# Spectroscopic constants - explanation

I'm a beginner in spectroscopy and I have troubles understanding papers describing values of spectroscopic constants. This paper, for example, describes constants $$T_e, R_e, \omega_e, \omega_ex_e, B_e, \alpha_e, D_0$$ and $$D_e$$.

I can see, that $$R_e$$ is an internuclear distance, but I have no idea, what are the remaining constants.

Could you provide some brief explanation? Preferably with picture of some potential energy curve(s), if possible, as I find it much easier to understand such concepts from schemes.

You can find plots and further explanations online (as I easily did). This is a homework-type question, yet I do feel that the information request for diatomic molecular spectroscopic constants warrants at least this partial answer. See this writeup for the "Vibronic Absorption Spectrum of Molecular Iodine" for more details and illustrations.

From NIST:

T$$_e$$ minimum electronic energy (cm$$^{-1}$$)

R$$_e$$ internuclear distance (Å)

ω$$_e$$ vibrational constant – first term (cm$$^{-1}$$)

ω$$_e$$x$$_e$$ vibrational constant – second term (cm$$^{-1}$$)

B$$_e$$ rotational constant in equilibrium position (cm$$^{-1}$$)

α$$_e$$ rotational constant – first term (cm$$^{-1}$$)

D$$_e$$ centrifugal distortion constant (cm$$^{-1}$$)

β$$_e$$ rotational constant – first term, centrifugal force (cm$$^{-1}$$)

From Wikipedia:

D$$_0$$ dissociation energy (cm$$^{-1}$$)

The subscript $$e$$ means measurements relating to the minimum of the internuclear separation, i.e. at the bottom of the potential energy.
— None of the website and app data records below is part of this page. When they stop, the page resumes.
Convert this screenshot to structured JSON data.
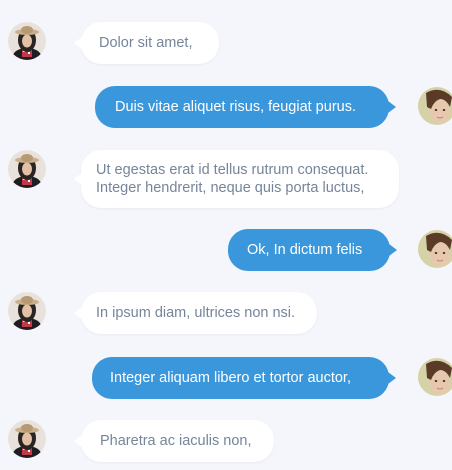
{
  "colors": {
    "background": "#f5f6fb",
    "incoming_bubble": "#ffffff",
    "incoming_text": "#76859a",
    "outgoing_bubble": "#3a97dc",
    "outgoing_text": "#ffffff"
  },
  "messages": [
    {
      "direction": "incoming",
      "avatar": "female-avatar-icon",
      "lines": [
        "Dolor sit amet,"
      ]
    },
    {
      "direction": "outgoing",
      "avatar": "male-avatar-icon",
      "lines": [
        "Duis vitae aliquet risus, feugiat purus."
      ]
    },
    {
      "direction": "incoming",
      "avatar": "female-avatar-icon",
      "lines": [
        "Ut egestas erat id tellus rutrum consequat.",
        "Integer hendrerit, neque quis porta luctus,"
      ]
    },
    {
      "direction": "outgoing",
      "avatar": "male-avatar-icon",
      "lines": [
        "Ok, In dictum felis"
      ]
    },
    {
      "direction": "incoming",
      "avatar": "female-avatar-icon",
      "lines": [
        "In ipsum diam, ultrices non nsi."
      ]
    },
    {
      "direction": "outgoing",
      "avatar": "male-avatar-icon",
      "lines": [
        "Integer aliquam libero et tortor auctor,"
      ]
    },
    {
      "direction": "incoming",
      "avatar": "female-avatar-icon",
      "lines": [
        "Pharetra ac iaculis non,"
      ]
    }
  ]
}
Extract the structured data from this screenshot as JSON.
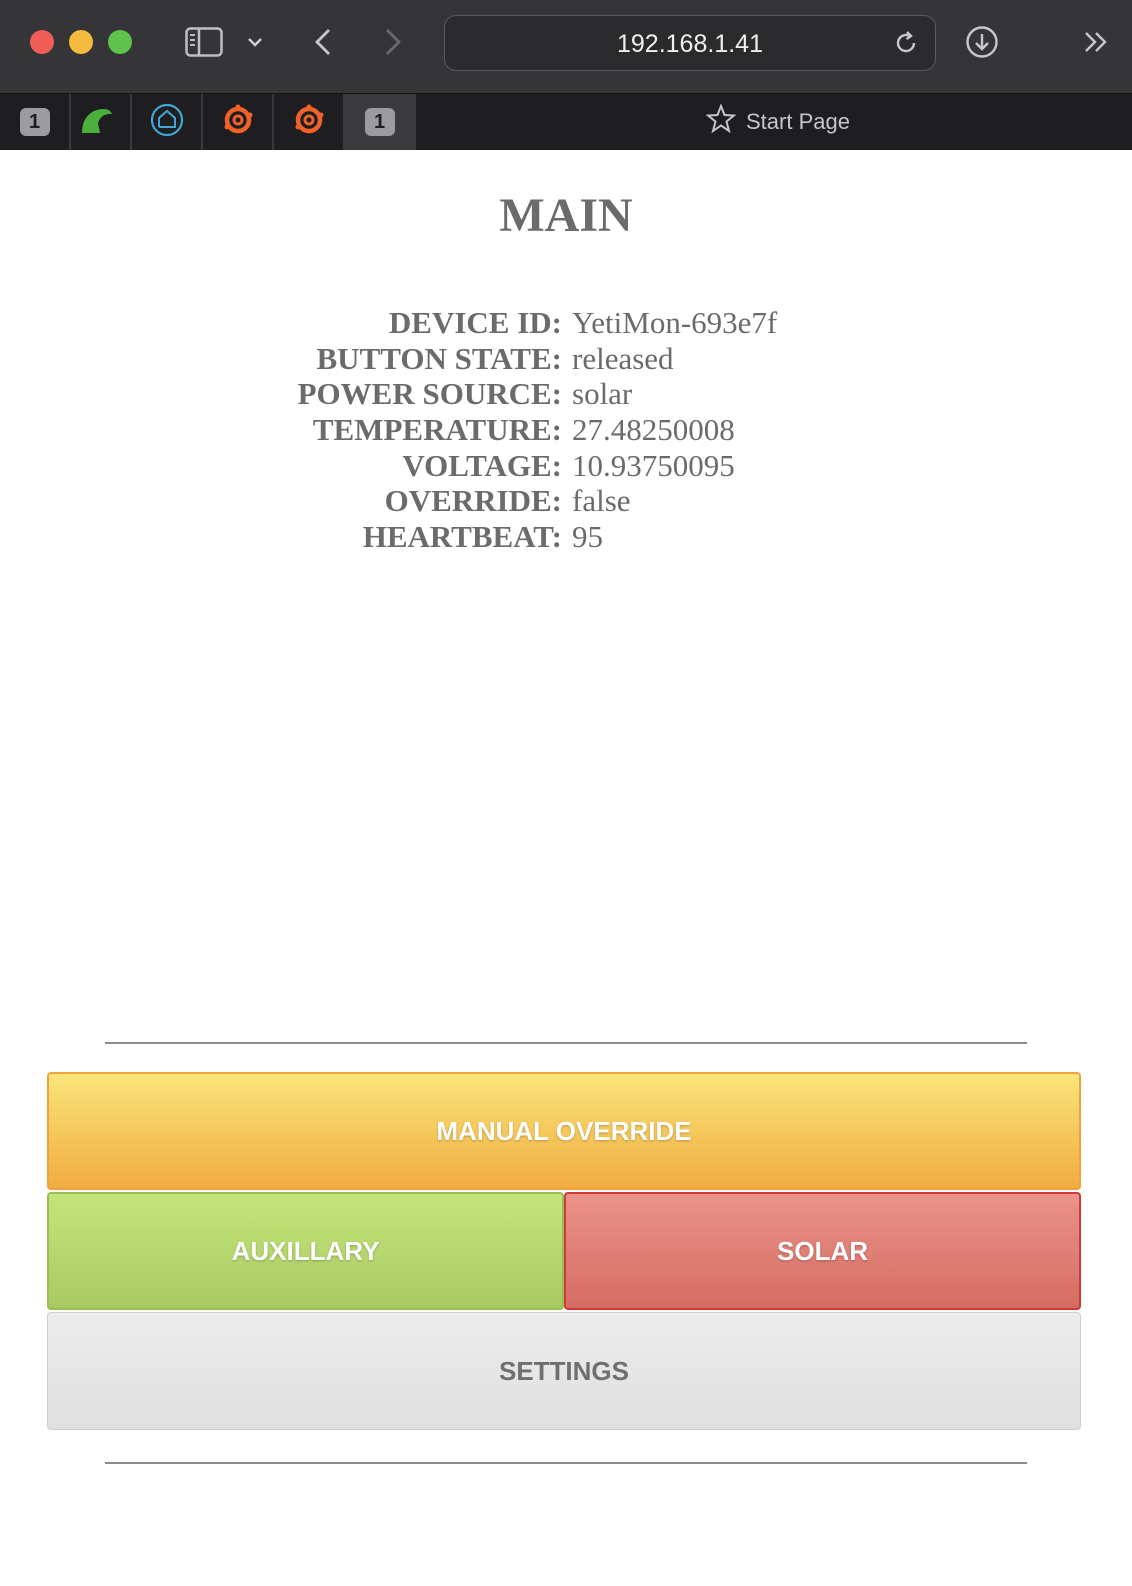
{
  "browser": {
    "url": "192.168.1.41",
    "tabs": [
      {
        "badge": "1",
        "icon": "number-badge-icon"
      },
      {
        "icon": "green-arc-icon"
      },
      {
        "icon": "home-assistant-icon"
      },
      {
        "icon": "grafana-icon"
      },
      {
        "icon": "grafana-icon"
      },
      {
        "badge": "1",
        "icon": "number-badge-icon",
        "active": true
      }
    ],
    "start_page_label": "Start Page"
  },
  "page": {
    "title": "MAIN",
    "fields": [
      {
        "label": "DEVICE ID:",
        "value": "YetiMon-693e7f"
      },
      {
        "label": "BUTTON STATE:",
        "value": "released"
      },
      {
        "label": "POWER SOURCE:",
        "value": "solar"
      },
      {
        "label": "TEMPERATURE:",
        "value": "27.48250008"
      },
      {
        "label": "VOLTAGE:",
        "value": "10.93750095"
      },
      {
        "label": "OVERRIDE:",
        "value": "false"
      },
      {
        "label": "HEARTBEAT:",
        "value": "95"
      }
    ],
    "buttons": {
      "manual_override": "MANUAL OVERRIDE",
      "auxillary": "AUXILLARY",
      "solar": "SOLAR",
      "settings": "SETTINGS"
    }
  },
  "colors": {
    "override": "#f5c25a",
    "auxillary": "#b6d76e",
    "solar": "#e07e76",
    "settings": "#e6e6e6",
    "text": "#6b6b6b"
  }
}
Many textbooks do not use the subscript $$e$$ at all but the meaning is the same.

The $$D_0$$ by contrast is the dissociation energy measured from the lowest vibrational energy level ($$n=0$$), some books also quote $$D_e$$ which is the energy from the lowest point on the potential energy and so this is $$D_0$$ plus the zero point energy. However, $$D_e$$ may also be the centrifugal distortion constant and has the same units as $$B_e$$. The context in which it is used will determine what it means, i.e. if the use is in determining the rotational energy $$D_e$$ (or just $$D$$) will be the centrifugal distortion constant.

The term $$x_e$$ is the anharmonicity constant and is dimensionless and $$\alpha_e$$ is the vibration-rotation coupling constant, and has the same units as $$B_e$$. (It describes the fact that as the molecule has a different bond length in vibrational level $$n=1$$ than in $$n=0$$, and that in $$n=2$$ from $$n=1$$ etc, consequently the rotational constant $$B$$ has to be modified). The other terms are described in the first answer.

However, there is a wrinkle, the fact that $$\omega$$ is used and not $$v$$ for frequency means that angular frequencies are being used. They are related as $$\omega =2\pi v$$. The frequency $$\omega$$ has units $$\mathrm{radian\,s ^{-1}}$$ and $$v$$ units of $$\mathrm{\,s^{-1}}$$. Some books use $$v$$ some $$\omega$$; it is really quite messy you just have to be careful.